According to the Kaiser Family Foundation, African Americans make up 16% of the population in Florida. But as of Feb. 1, only 6% of the over two million Floridians vaccinated are African Americans.
Their data also shows that Hispanics make up 27% of the total population and a disproportionate 37% of COVID cases in Florida, but only 15% of individuals vaccinated.
Legislators and members of the Florida healthcare community met Monday evening in the last of their four-part town hall meeting series to discuss the impact of COVID-19 on communities of color, hosted by the Florida Legislative Black Caucus.
Florida legislators joined Monday’s conversation to provide information on how the government has and will continue to intervene in this battle.
Rep. Fentrice Driskell, D-Tampa, said legislators can start by pushing for greater vaccine access in the Black community.
“So we know that through the Department of Emergency Management there have been efforts to collaborate with churches in the Black community to get our community members who are 65 and older vaccinated. That is a great start but that has not gotten us near to where we need to be,” Driskell said.
The vaccine has been made accessible to over 33,000 individuals at Black churches across the state.
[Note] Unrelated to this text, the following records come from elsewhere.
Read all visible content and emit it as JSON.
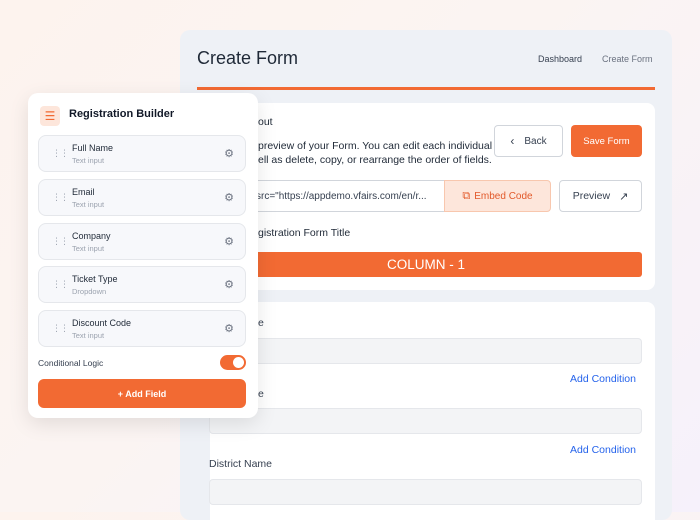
{
  "page": {
    "title": "Create Form",
    "breadcrumb": [
      "Dashboard",
      "Create Form"
    ]
  },
  "layout_card": {
    "heading_partial": "out",
    "desc_line1": "preview of your Form. You can edit each individual",
    "desc_line2": "ell as delete, copy, or rearrange the order of fields.",
    "back_label": "Back",
    "save_label": "Save Form",
    "embed_value": "src=\"https://appdemo.vfairs.com/en/r...",
    "embed_label": "Embed Code",
    "preview_label": "Preview",
    "form_title_partial": "gistration Form Title",
    "column_label": "COLUMN - 1"
  },
  "fields_card": {
    "label1_partial": "e",
    "label2_partial": "e",
    "add_condition_label": "Add Condition",
    "district_label": "District Name"
  },
  "builder": {
    "title": "Registration Builder",
    "items": [
      {
        "name": "Full Name",
        "type": "Text input"
      },
      {
        "name": "Email",
        "type": "Text input"
      },
      {
        "name": "Company",
        "type": "Text input"
      },
      {
        "name": "Ticket Type",
        "type": "Dropdown"
      },
      {
        "name": "Discount Code",
        "type": "Text input"
      }
    ],
    "conditional_logic_label": "Conditional Logic",
    "conditional_logic_on": true,
    "add_field_label": "+ Add Field"
  },
  "colors": {
    "accent": "#f26a33",
    "link": "#2563eb"
  }
}
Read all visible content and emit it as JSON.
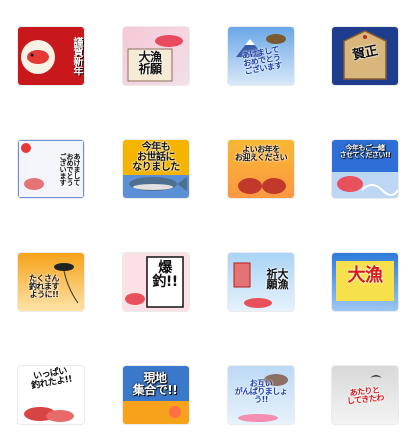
{
  "stickers": [
    {
      "label": "謹賀新年"
    },
    {
      "label": "大漁\n祈願"
    },
    {
      "label": "あけまして\nおめでとう\nございます"
    },
    {
      "label": "賀正"
    },
    {
      "label": "あけまして\nおめでとう\nございます"
    },
    {
      "label": "今年も\nお世話に\nなりました"
    },
    {
      "label": "よいお年を\nお迎えください"
    },
    {
      "label": "今年もご一緒\nさせてください!!"
    },
    {
      "label": "たくさん\n釣れます\nように!!"
    },
    {
      "label": "爆釣!!"
    },
    {
      "label": "大漁\n祈願"
    },
    {
      "label": "大漁"
    },
    {
      "label": "いっぱい\n釣れたよ!!"
    },
    {
      "label": "現地\n集合で!!"
    },
    {
      "label": "お互い\nがんばりましょう!!"
    },
    {
      "label": "あたりと\nしてきたわ"
    }
  ]
}
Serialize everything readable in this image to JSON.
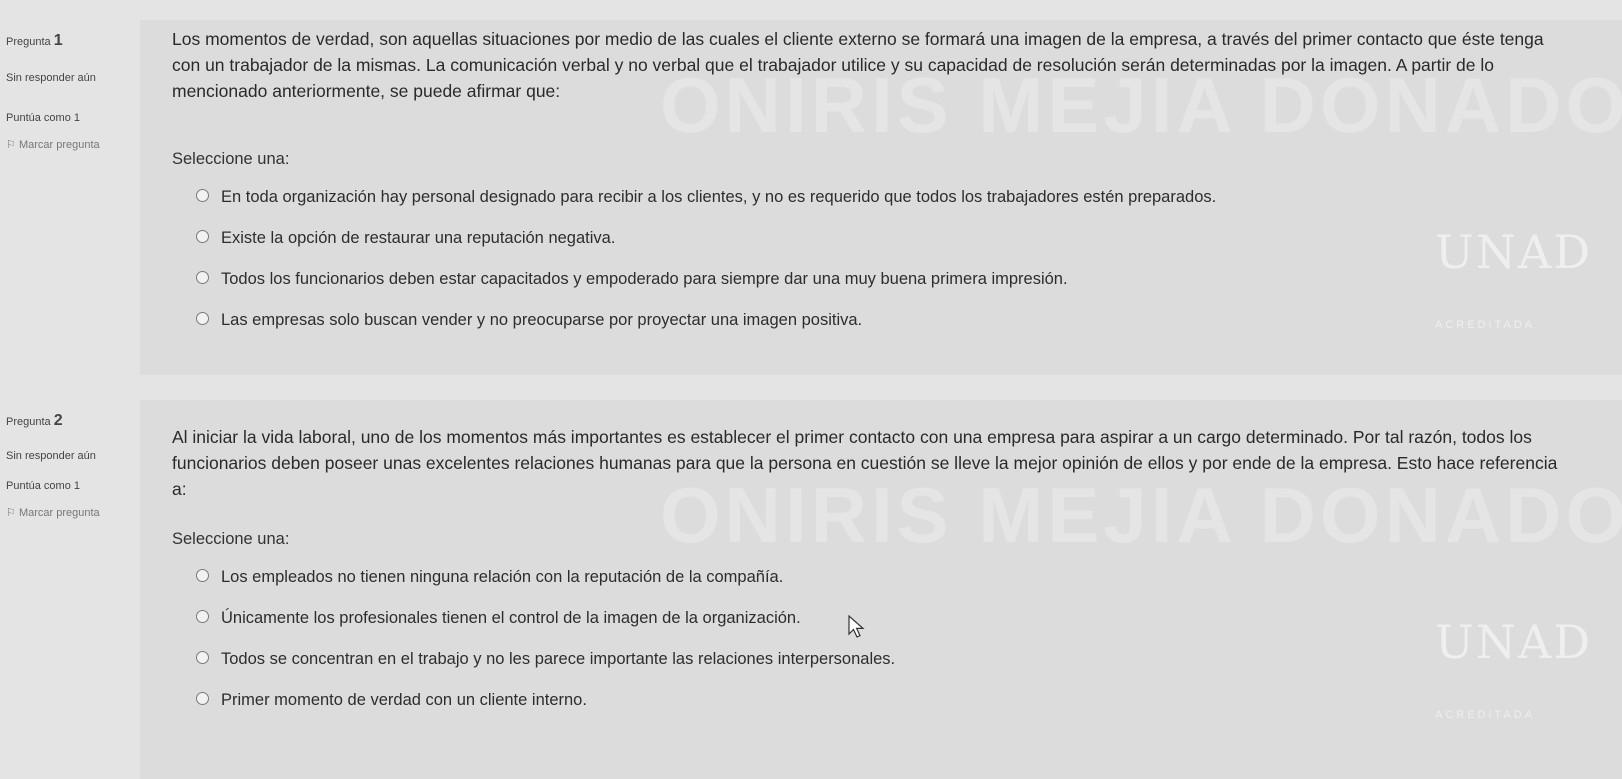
{
  "questions": [
    {
      "label": "Pregunta",
      "number": "1",
      "state": "Sin responder aún",
      "grade": "Puntúa como 1",
      "flag": "Marcar pregunta",
      "text": "Los momentos de verdad, son aquellas situaciones por medio de las cuales el cliente externo se formará una imagen de la empresa, a través del primer contacto que éste tenga con un trabajador de la mismas. La comunicación verbal y no verbal que el trabajador utilice y su capacidad de resolución serán determinadas por la imagen. A partir de lo mencionado anteriormente, se puede afirmar que:",
      "prompt": "Seleccione una:",
      "options": [
        "En toda organización hay personal designado para recibir a los clientes, y no es requerido que todos los trabajadores estén preparados.",
        "Existe la opción de restaurar una reputación negativa.",
        "Todos los funcionarios deben estar capacitados y empoderado para siempre dar una muy buena primera impresión.",
        "Las empresas solo buscan vender y no preocuparse por proyectar una imagen positiva."
      ]
    },
    {
      "label": "Pregunta",
      "number": "2",
      "state": "Sin responder aún",
      "grade": "Puntúa como 1",
      "flag": "Marcar pregunta",
      "text": "Al iniciar la vida laboral, uno de los momentos más importantes es establecer el primer contacto con una empresa para aspirar a un cargo determinado. Por tal razón, todos los funcionarios deben poseer unas excelentes relaciones humanas para que la persona en cuestión se lleve la mejor opinión de ellos y por ende de la empresa. Esto hace referencia a:",
      "prompt": "Seleccione una:",
      "options": [
        "Los empleados no tienen ninguna relación con la reputación de la compañía.",
        "Únicamente los profesionales tienen el control de la imagen de la organización.",
        "Todos se concentran en el trabajo y no les parece importante las relaciones interpersonales.",
        "Primer momento de verdad con un cliente interno."
      ]
    }
  ],
  "watermark": {
    "text": "ONIRIS MEJIA DONADO",
    "logo": "UNAD",
    "accredited": "ACREDITADA"
  },
  "icons": {
    "flag": "flag-icon",
    "radio": "radio-icon",
    "cursor": "mouse-pointer-icon"
  },
  "colors": {
    "background": "#e4e4e4",
    "formulation": "#dcdcdc"
  }
}
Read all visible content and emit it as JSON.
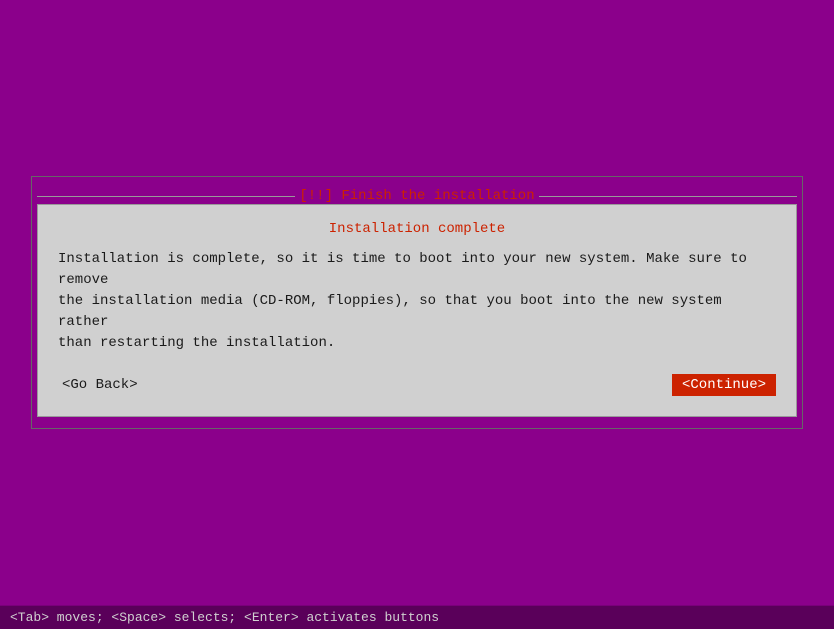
{
  "background_color": "#8B008B",
  "dialog": {
    "title": "[!!] Finish the installation",
    "subtitle": "Installation complete",
    "body": "Installation is complete, so it is time to boot into your new system. Make sure to remove\nthe installation media (CD-ROM, floppies), so that you boot into the new system rather\nthan restarting the installation.",
    "btn_go_back": "<Go Back>",
    "btn_continue": "<Continue>"
  },
  "status_bar": {
    "text": "<Tab> moves; <Space> selects; <Enter> activates buttons"
  }
}
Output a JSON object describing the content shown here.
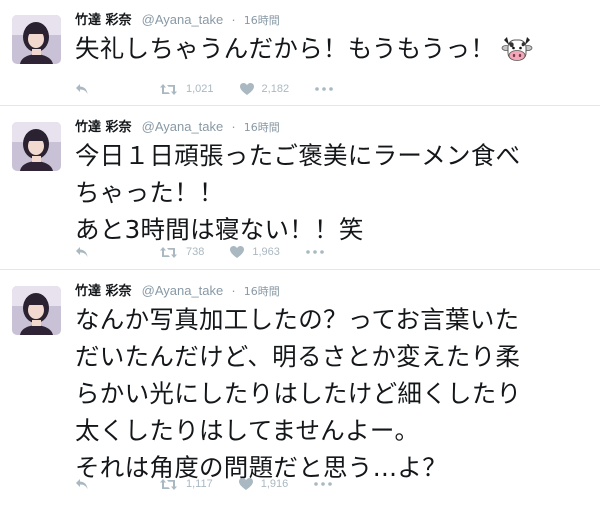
{
  "tweets": [
    {
      "name": "竹達 彩奈",
      "handle": "@Ayana_take",
      "separator": "·",
      "time": "16時間",
      "text": "失礼しちゃうんだから！もうもうっ！",
      "emoji": "cow-face-icon",
      "retweets": "1,021",
      "likes": "2,182"
    },
    {
      "name": "竹達 彩奈",
      "handle": "@Ayana_take",
      "separator": "·",
      "time": "16時間",
      "text": "今日１日頑張ったご褒美にラーメン食べ\nちゃった！！\nあと3時間は寝ない！！笑",
      "retweets": "738",
      "likes": "1,963"
    },
    {
      "name": "竹達 彩奈",
      "handle": "@Ayana_take",
      "separator": "·",
      "time": "16時間",
      "text": "なんか写真加工したの？ってお言葉いた\nだいたんだけど、明るさとか変えたり柔\nらかい光にしたりはしたけど細くしたり\n太くしたりはしてませんよー。\nそれは角度の問題だと思う…よ？",
      "retweets": "1,117",
      "likes": "1,916"
    }
  ],
  "colors": {
    "text": "#14171a",
    "muted": "#8899a6",
    "icon": "#aab8c2",
    "divider": "#e1e8ed"
  }
}
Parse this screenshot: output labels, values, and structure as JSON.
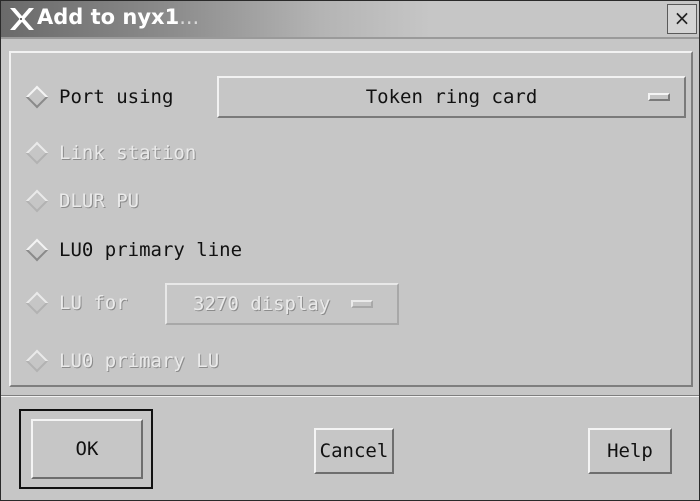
{
  "window": {
    "title": "Add to nyx1",
    "title_suffix": "...",
    "close_glyph": "×",
    "logo_icon": "x-window-logo-icon"
  },
  "options": [
    {
      "label": "Port using",
      "enabled": true
    },
    {
      "label": "Link station",
      "enabled": false
    },
    {
      "label": "DLUR PU",
      "enabled": false
    },
    {
      "label": "LU0 primary line",
      "enabled": true
    },
    {
      "label": "LU for",
      "enabled": false
    },
    {
      "label": "LU0 primary LU",
      "enabled": false
    }
  ],
  "port_menu": {
    "value": "Token ring card",
    "enabled": true
  },
  "lu_menu": {
    "value": "3270 display",
    "enabled": false
  },
  "buttons": {
    "ok": "OK",
    "cancel": "Cancel",
    "help": "Help"
  }
}
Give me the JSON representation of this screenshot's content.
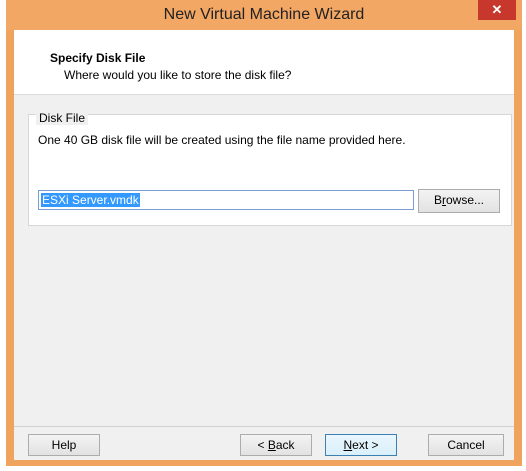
{
  "window": {
    "title": "New Virtual Machine Wizard",
    "close_glyph": "✕"
  },
  "header": {
    "title": "Specify Disk File",
    "subtitle": "Where would you like to store the disk file?"
  },
  "disk_file": {
    "group_label": "Disk File",
    "description": "One 40 GB disk file will be created using the file name provided here.",
    "file_name": "ESXi Server.vmdk"
  },
  "buttons": {
    "browse": {
      "pre": "B",
      "accel": "r",
      "post": "owse..."
    },
    "help": "Help",
    "back": {
      "pre": "< ",
      "accel": "B",
      "post": "ack"
    },
    "next": {
      "accel": "N",
      "post": "ext >"
    },
    "cancel": "Cancel"
  },
  "colors": {
    "titlebar": "#f3a765",
    "close": "#c7372c",
    "selection": "#3399ff"
  }
}
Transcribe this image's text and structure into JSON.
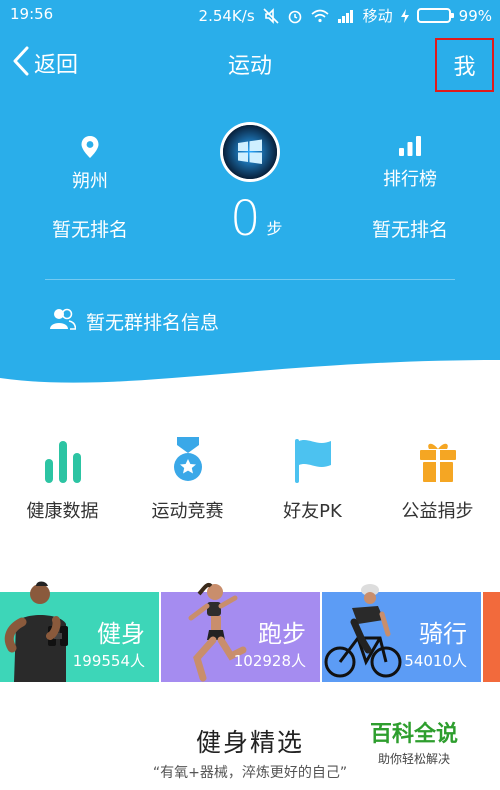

This has lessened the gap between those with access to internet service and those who do not. Additionally, it has helped elders who may not feel comfortable navigating the internet to book an appointment.
“We realize that some of the vulnerable communities aren’t able to sit on the internet and wait to get the vaccine from [a place like] Publix. They may not even live close to a Publix,” Sen. Bobby Powell, D-West Palm Beach, said. “It is our job as legislators to kind of work within the system to make access easier.”
Driskell said the data on vaccine rates among different races and ethnicities is crucial because it allows a push for data-driven legislation. “We can say that this is a problem — what are we going to do to push for greater access?”
Organizations like the Florida Health Equity Research Institute have been established to help minimize medical disparities suffered in our state and improve the overall health of the medically underserved population.
HERI members B. Lee Green, vice president of Diversity, Public Relations and Strategic Communication for Moffitt Cancer Center and Penny Ralston, director of the Center on Better Health and Life for Underserved Populations, said there is a pipeline issue of underrepresented groups in the health and medical professions field.
“Florida is one of the most diverse states in the US yet our workforce may not reflect this diversity, so I think that’s a part of the whole pipeline issue,” Green said.
HERI also conducts hands-on mentoring summer research experiences that have educated over 1,000 young individuals on health careers.
Some panelist members said the change in government and President Biden’s indications of increasing vaccine supply can allow for better access to minority communities.
“With greater supply I think we will be able to reach community-level immunity,” Rep. Geraldine Thompson, D-Orlando, said. “If there are any pockets of individuals, if there are any populations who are not getting the vaccine, then it puts in jeopardy all of the other people and so in order to reach community-level immunity, we have got to make sure that every segment of our population has access to the vaccine.”
According to Shamarial Roberson, deputy secretary of health at Florida Department of Health, FEMA is in the process of implementing a minority strategy from the federal government, which would provide additional vaccines to help close the current racial disparity gap. This allocation will be in addition to current state allocation. The initiative is set to launch in early March.
Editor’s note: The Kaiser Family Foundation race and ethnicity categories as percentages of total population may add up to more than 100% due to individuals marking off more than one racial category on the census.